The Embassy of the People’s Republic of China in India responded by writing a letter addressed to “all Diplomatic Missions and Offices of the Specialised Agencies of the United Nations,” urging them not to receive the Tibetan parliamentarians.
“[T]he Embassy of the People’s Republic of China sincerely hope that the Diplomatic Missions and Offices of the Specialised Agencies of the United Nations in New Delhi will not receive the so called “representatives” of Dalai clique and refrain from having any contact with them, so as not to send out wrong signal which may be misused by Dalai clique and cause adversely effect to the mutually cherished bilateral relations,” the letter said.
Terming “Tibet-related issue” as an “internal matter” of China concerning the country’s “sovereignty and territorial integrity,” the letter dated January 30, went on to call the Tibetan parliamentary delegation, a “part of their plot to fabricate rumours and distort the truth to discredit the Chinese Government.”
However, China’s muscle flexing went largely ignored as a host of Ambassadors and representatives of Diplomatic Missions met with the Tibetan parliamentary delegation.
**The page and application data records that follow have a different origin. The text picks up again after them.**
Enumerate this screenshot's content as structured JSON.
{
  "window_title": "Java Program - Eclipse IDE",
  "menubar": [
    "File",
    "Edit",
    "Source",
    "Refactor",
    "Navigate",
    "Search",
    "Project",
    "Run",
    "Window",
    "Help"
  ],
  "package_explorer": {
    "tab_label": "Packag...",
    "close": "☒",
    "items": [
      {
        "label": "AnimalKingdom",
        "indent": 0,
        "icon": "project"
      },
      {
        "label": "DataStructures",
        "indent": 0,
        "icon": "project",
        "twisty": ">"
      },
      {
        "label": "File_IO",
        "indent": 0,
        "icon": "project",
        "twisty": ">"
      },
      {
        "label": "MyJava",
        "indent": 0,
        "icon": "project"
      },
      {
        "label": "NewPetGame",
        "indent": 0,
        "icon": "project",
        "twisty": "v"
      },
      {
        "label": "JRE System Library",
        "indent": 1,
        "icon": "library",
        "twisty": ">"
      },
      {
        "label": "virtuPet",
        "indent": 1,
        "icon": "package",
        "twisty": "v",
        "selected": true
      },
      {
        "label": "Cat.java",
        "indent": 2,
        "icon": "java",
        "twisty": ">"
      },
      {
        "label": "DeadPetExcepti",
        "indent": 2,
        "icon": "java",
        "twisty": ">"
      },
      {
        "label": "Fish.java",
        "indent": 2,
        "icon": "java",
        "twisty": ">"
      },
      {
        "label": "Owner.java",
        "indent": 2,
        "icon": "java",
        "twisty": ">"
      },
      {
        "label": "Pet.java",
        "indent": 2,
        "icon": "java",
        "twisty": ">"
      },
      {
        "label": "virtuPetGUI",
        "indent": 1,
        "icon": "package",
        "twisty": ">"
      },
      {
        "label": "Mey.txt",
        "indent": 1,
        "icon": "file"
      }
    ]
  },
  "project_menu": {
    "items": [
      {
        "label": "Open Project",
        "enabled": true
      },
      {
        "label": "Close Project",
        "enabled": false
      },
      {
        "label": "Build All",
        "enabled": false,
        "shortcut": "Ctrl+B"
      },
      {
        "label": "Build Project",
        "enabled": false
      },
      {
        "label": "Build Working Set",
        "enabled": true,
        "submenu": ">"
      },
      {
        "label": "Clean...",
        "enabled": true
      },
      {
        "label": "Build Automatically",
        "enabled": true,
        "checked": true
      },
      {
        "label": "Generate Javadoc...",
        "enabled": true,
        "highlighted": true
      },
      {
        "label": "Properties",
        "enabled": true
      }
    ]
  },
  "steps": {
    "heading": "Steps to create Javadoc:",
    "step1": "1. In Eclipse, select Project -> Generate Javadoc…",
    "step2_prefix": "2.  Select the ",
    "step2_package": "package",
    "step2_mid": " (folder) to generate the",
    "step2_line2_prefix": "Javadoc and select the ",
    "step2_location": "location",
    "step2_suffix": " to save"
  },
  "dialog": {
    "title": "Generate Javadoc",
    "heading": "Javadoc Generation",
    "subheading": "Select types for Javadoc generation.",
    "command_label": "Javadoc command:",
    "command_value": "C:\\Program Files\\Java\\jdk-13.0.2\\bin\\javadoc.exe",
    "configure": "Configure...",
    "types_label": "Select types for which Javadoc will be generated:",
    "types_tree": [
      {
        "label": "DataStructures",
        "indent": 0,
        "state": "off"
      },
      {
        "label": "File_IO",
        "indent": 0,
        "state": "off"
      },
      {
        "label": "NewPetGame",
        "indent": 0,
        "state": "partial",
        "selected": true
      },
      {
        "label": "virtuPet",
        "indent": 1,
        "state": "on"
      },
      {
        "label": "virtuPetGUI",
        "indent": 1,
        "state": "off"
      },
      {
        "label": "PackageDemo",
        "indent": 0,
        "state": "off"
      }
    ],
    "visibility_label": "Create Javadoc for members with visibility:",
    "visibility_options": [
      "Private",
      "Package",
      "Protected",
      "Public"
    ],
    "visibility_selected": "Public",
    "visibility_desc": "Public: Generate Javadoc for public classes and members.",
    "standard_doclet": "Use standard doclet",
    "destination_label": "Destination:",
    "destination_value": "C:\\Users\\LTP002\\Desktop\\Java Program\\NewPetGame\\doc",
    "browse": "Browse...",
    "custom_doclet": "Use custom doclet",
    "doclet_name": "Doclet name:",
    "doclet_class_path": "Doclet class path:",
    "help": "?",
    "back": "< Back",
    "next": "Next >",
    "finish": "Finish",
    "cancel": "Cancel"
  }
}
Ambassadors from the Czech Republic, Slovakia, Switzerland, Sweden, and Denmark personally met with the Tibetan MPs, while deputy heads and political officers from the United States, British, Canada, Germany, France, Taiwan embassies, and the European Union among others, received the Tibetan delegation.
The TPiE, in an open letter addressed to the president of the People’s Republic of China, Hu Jintao, had urged him to withdraw the large military reinforcements from Tibetan areas and take measure to give due consideration to the aspirations of the Tibetan people.
The letter also urged President Hu to “stop policies and programmes aimed at destroying the identity of the Tibetan people” while calling for the resumption of “dialogue with the Tibetans with the commitment and conviction to seek a lasting solution to the issue of Tibet.”
“We express the above sentiments with hope in our hearts that positive sense will prevail over you and your colleagues and immediately respond to the legitimate concerns, failing which you and your government will be held solely responsible for any adverse consequences if the matter are not addressed in a humane way,” the letter read.